Women and girls were abducted during raids on towns and villages by the militants known locally as Al-Shabab, although they have no known connection to the group with a similar name in Somalia.
The group force young women and girls to “marry” their fighters “who enslave and sexually abuse them” while some have been sold off to foreign militants for between $600 and $1,800, it said.
“An unknown number of women and girls remain in captivity in Mozambique, facing horrific abuses daily, including enslavement and rape by Al-Shabab fighters,” said Mausi Segun, HRW’s Africa director.
HRW based its report on investigations including interviews with former abductees or their relatives, security sources and government officials.
The unrest that has plagued the gas-rich northern region of Mozambique has claimed at least 3,578 lives, including 1,575 civilians, according to US-based conflict tracking organization, ACLED.
More than 800,000 others have been displaced, according to government and UN agencies.

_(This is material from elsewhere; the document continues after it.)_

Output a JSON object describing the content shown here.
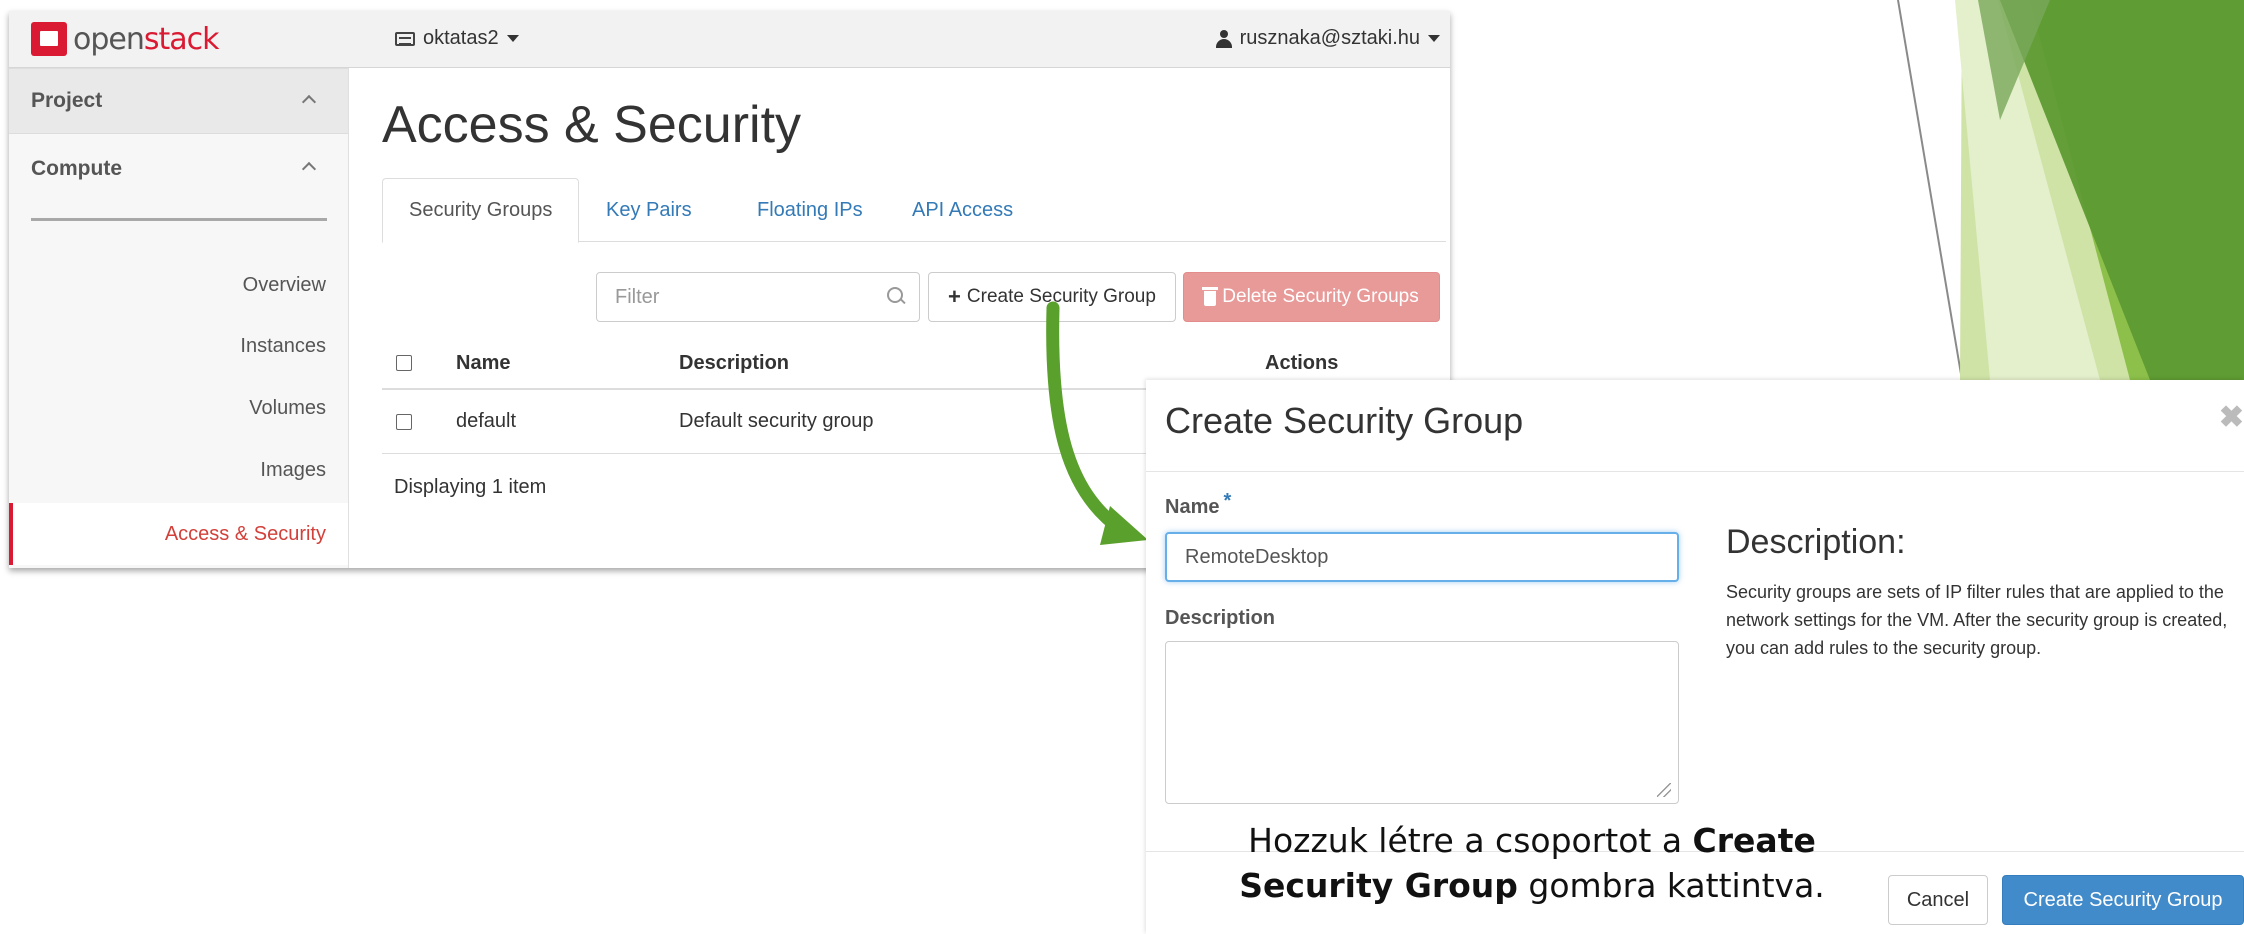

Since July, more than 3,100 African, European and US soldiers have been deployed to the Cabo Delgado province to quell the unrest.